- Create a clear approach to fees. Your advice is valuable. Historically, advisers could hide behind inbuilt product commissions or even dial up fees a little if they thought the client would bear it. Those days are no more. On the flip side, some advisers have difficulty in understanding the true cost of running their business. Until advisers believe in the value they provide, they will always struggle to look a client in the eye and defend their fees. Have confidence that what you do can help your clients save money, time and provide peace of mind.
- Document your advice. Use a well laid out, short Statement of Advice (SoA) that says what the current situation is, what you are recommending and why. Clients who are teachers or engineers may read your entire SoA, but most of your clients will not. Spend more time working on your executive summary so that it really talks to the client, demonstrates that you understand them and will help them reach their goals. Diagrams can really help here too.
- Use file notes effectively to build and maintain great relationships. They need to be comprehensive and not just cover what was said and agreed on, but also talk about feelings, levels of understanding, options that were dismissed and other concerns that the client had.
File notes are also a benefit if complaints are made. You are able to draw from the notes to understand the client's position and handle the matter professionally. You can almost always turn these situations around into positive experiences. Have someone talk with the client immediately. Be empathetic. Ask the client what they would like as a desired outcome. Be communicative and honest.

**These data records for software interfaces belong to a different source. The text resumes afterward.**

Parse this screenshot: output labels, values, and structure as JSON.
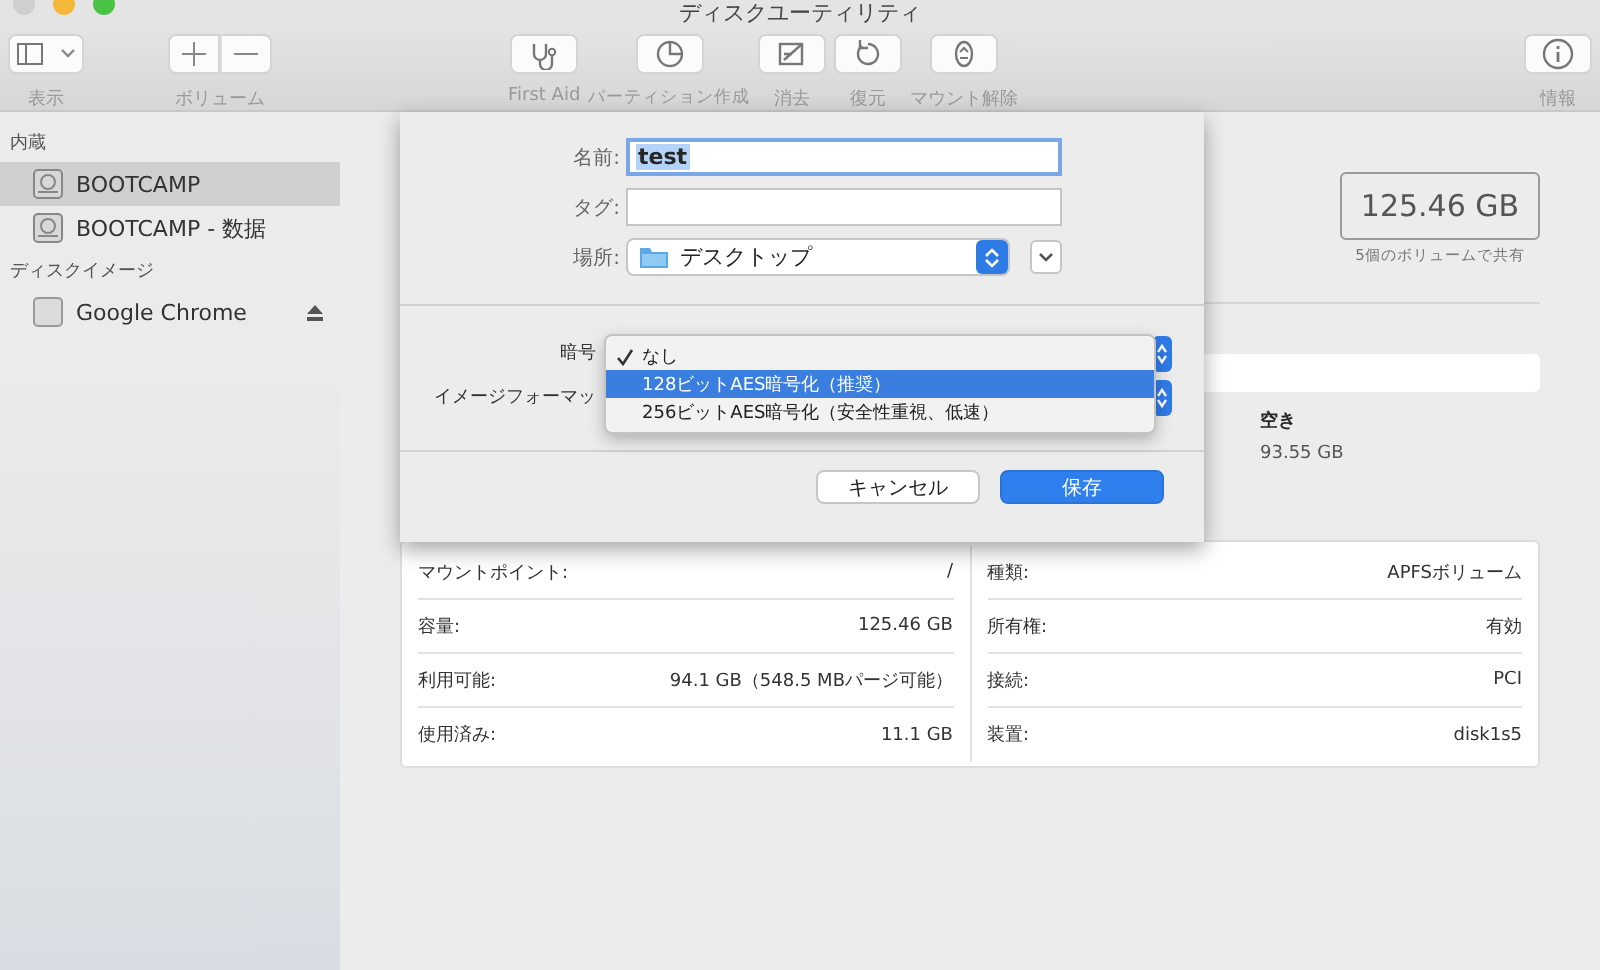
{
  "window": {
    "title": "ディスクユーティリティ"
  },
  "toolbar": {
    "left": [
      {
        "label": "表示",
        "kind": "view"
      },
      {
        "label": "ボリューム",
        "kind": "volume"
      }
    ],
    "center": [
      {
        "label": "First Aid",
        "kind": "firstaid"
      },
      {
        "label": "パーティション作成",
        "kind": "partition"
      },
      {
        "label": "消去",
        "kind": "erase"
      },
      {
        "label": "復元",
        "kind": "restore"
      },
      {
        "label": "マウント解除",
        "kind": "unmount"
      }
    ],
    "right": [
      {
        "label": "情報",
        "kind": "info"
      }
    ]
  },
  "sidebar": {
    "sections": [
      {
        "title": "内蔵",
        "items": [
          {
            "label": "BOOTCAMP",
            "selected": true,
            "ejectable": false
          },
          {
            "label": "BOOTCAMP - 数据",
            "selected": false,
            "ejectable": false
          }
        ]
      },
      {
        "title": "ディスクイメージ",
        "items": [
          {
            "label": "Google Chrome",
            "selected": false,
            "ejectable": true
          }
        ]
      }
    ]
  },
  "volume": {
    "capacity": "125.46 GB",
    "capacity_note": "5個のボリュームで共有",
    "free_label": "空き",
    "free_value": "93.55 GB"
  },
  "info": {
    "left": [
      {
        "label": "マウントポイント:",
        "value": "/"
      },
      {
        "label": "容量:",
        "value": "125.46 GB"
      },
      {
        "label": "利用可能:",
        "value": "94.1 GB（548.5 MBパージ可能）"
      },
      {
        "label": "使用済み:",
        "value": "11.1 GB"
      }
    ],
    "right": [
      {
        "label": "種類:",
        "value": "APFSボリューム"
      },
      {
        "label": "所有権:",
        "value": "有効"
      },
      {
        "label": "接続:",
        "value": "PCI"
      },
      {
        "label": "装置:",
        "value": "disk1s5"
      }
    ]
  },
  "sheet": {
    "name_label": "名前:",
    "name_value": "test",
    "name_text_selected": true,
    "tag_label": "タグ:",
    "location_label": "場所:",
    "location_value": "デスクトップ",
    "encryption_label": "暗号",
    "format_label": "イメージフォーマッ",
    "menu": [
      {
        "label": "なし",
        "checked": true,
        "selected": false
      },
      {
        "label": "128ビットAES暗号化（推奨）",
        "checked": false,
        "selected": true
      },
      {
        "label": "256ビットAES暗号化（安全性重視、低速）",
        "checked": false,
        "selected": false
      }
    ],
    "buttons": [
      {
        "label": "キャンセル",
        "kind": "secondary"
      },
      {
        "label": "保存",
        "kind": "primary"
      }
    ]
  }
}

- Recognise paraplanners as key members of your team. You may have seen two types of paraplanners in your career as an adviser. There are some who act upon your instructions and go through a mechanical process to deliver you a compliance piece of advice. Then there are paraplanners who consider your strategy, push back if they disagree with you and even suggest alternatives. These are the paraplanners you want.
- Understand that a great team is critical to your success. The jury is out on whether you really need the brightest and the best, but you certainly need them all pointed in the same direction. It helps to have your goals and values in writing but words are meaningless if you don't live up to them.
- Consider ‘hunter and farmer’ adviser roles if your business has scale. Some advisers are naturally pre-disposed to looking for new business, others are better at nurturing existing business. When scale permits, it's worth playing to your team’s strengths.
- Specialise if possible. While Australia’s population isn't large by world standards, it’s amazing that more advisers don't specialise and reap the rewards of knowing a type of client deeply, rather than trying to be a jack of all trades. Consumers are getting more financially literate all the time. Many clients want an adviser who understands their unique needs, and not struggling to stay abreast of everything from Centrelink to SMSF regulations.
For example, risk advice is complex enough to warrant specialist support. Knowing how to structure buy/sell agreements and staying across the myriad of policies, analysing the 'right to claim' is hard work. If your business can support a specialist risk adviser, consider one.
Take action: Write down beliefs key to your brand
Spend time considering ‘best practice’ adviser and team behaviours, fees, documentation and client segmentation to draft your own brand elements—which may incorporate some of the elements above or your own unique points of differentiation.
Then, think about your next steps:
- Do you need to gather input from your manager, your team or your clients?
- Would you share the ‘finished’ written version of these principles with them?
- When will you re-visit it for updates?
- How will these brand elements affect your practical, everyday habits?
- How will you measure success?
Developing elements of your personal brand, documenting them and putting them into practice can help you stand out from competitors. When you’re clear about what you believe and what you stand for, it can also help you attract the right clients and develop a strong team.